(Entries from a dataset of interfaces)
== Segment start ==

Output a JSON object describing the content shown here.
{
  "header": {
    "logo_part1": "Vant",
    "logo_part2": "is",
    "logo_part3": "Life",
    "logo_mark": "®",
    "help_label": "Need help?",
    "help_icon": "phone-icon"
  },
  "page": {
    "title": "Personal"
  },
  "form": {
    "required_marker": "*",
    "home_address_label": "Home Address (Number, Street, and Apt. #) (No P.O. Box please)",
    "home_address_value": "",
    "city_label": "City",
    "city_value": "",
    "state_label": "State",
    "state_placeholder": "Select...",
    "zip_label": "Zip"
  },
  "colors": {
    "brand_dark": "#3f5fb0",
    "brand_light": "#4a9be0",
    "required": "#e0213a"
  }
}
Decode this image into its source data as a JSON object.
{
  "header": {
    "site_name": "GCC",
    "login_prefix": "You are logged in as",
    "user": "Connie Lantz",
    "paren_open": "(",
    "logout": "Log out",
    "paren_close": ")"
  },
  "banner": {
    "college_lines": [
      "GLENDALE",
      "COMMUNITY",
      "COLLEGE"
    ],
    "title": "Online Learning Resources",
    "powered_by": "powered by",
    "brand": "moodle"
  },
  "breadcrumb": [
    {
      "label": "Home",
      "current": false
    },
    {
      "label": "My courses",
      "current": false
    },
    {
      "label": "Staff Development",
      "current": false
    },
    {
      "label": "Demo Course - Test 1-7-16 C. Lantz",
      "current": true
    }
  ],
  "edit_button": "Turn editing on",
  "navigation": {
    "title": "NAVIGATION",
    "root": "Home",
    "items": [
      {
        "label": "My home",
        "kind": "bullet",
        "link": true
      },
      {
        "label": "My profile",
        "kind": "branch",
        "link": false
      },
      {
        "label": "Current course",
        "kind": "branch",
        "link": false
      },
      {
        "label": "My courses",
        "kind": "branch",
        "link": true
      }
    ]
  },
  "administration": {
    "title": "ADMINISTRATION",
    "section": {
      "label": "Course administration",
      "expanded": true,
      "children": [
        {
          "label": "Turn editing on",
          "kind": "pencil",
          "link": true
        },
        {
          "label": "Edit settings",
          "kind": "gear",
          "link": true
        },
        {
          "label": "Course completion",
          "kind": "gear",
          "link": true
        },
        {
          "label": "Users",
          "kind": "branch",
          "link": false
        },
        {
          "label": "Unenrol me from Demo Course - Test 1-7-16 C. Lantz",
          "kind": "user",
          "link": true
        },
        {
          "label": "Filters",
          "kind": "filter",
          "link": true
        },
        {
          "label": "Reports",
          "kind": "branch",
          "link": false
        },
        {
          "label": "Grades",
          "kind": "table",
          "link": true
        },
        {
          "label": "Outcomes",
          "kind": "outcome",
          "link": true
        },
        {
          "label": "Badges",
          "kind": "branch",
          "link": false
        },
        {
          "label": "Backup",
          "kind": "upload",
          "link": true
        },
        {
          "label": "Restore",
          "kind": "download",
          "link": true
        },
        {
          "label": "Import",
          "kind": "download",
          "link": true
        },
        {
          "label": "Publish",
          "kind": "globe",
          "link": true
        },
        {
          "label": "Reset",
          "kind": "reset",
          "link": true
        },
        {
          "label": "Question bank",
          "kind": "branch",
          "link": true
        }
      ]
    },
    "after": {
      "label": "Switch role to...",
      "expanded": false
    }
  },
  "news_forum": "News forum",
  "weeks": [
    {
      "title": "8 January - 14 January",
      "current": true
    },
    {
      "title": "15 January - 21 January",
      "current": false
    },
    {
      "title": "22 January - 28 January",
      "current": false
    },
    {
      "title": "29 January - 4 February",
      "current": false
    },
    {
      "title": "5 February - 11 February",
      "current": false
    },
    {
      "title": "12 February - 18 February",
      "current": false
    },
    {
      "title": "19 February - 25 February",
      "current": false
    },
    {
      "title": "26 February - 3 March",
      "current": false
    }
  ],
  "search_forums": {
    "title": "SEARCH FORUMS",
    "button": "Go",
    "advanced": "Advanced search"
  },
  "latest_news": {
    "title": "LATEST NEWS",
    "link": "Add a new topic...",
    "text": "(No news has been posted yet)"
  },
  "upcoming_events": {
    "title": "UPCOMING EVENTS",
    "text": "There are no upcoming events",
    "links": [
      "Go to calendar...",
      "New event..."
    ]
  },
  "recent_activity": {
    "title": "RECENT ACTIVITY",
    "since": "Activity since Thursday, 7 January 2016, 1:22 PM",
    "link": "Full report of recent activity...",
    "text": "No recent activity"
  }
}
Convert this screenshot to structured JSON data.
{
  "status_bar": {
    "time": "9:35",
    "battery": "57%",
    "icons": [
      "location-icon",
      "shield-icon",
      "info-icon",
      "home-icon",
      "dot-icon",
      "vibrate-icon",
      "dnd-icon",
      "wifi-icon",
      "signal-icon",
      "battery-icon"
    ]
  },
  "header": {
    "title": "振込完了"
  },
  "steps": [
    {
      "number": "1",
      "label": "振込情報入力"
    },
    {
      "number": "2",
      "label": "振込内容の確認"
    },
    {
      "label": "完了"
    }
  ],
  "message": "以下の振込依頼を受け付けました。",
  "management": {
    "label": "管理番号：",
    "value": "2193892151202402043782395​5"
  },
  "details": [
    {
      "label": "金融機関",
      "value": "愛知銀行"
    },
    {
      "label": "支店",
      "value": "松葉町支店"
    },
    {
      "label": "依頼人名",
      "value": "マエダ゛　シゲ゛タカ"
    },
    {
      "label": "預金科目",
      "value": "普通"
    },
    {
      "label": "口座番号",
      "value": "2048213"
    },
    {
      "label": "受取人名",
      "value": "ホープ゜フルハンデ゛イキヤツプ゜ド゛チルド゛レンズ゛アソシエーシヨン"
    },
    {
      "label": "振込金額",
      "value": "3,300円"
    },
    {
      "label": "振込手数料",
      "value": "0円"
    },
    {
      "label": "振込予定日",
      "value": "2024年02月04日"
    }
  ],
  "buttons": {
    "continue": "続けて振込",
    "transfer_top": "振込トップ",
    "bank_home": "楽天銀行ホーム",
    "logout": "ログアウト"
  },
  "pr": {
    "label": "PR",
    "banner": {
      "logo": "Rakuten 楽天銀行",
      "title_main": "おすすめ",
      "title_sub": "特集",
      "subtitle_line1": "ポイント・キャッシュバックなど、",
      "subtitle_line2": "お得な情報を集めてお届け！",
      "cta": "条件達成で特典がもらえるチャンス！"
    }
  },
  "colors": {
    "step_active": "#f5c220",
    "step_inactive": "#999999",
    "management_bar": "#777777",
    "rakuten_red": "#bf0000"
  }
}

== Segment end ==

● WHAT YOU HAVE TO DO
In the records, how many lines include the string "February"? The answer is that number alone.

● RESPONSE TO THIS EXERCISE
5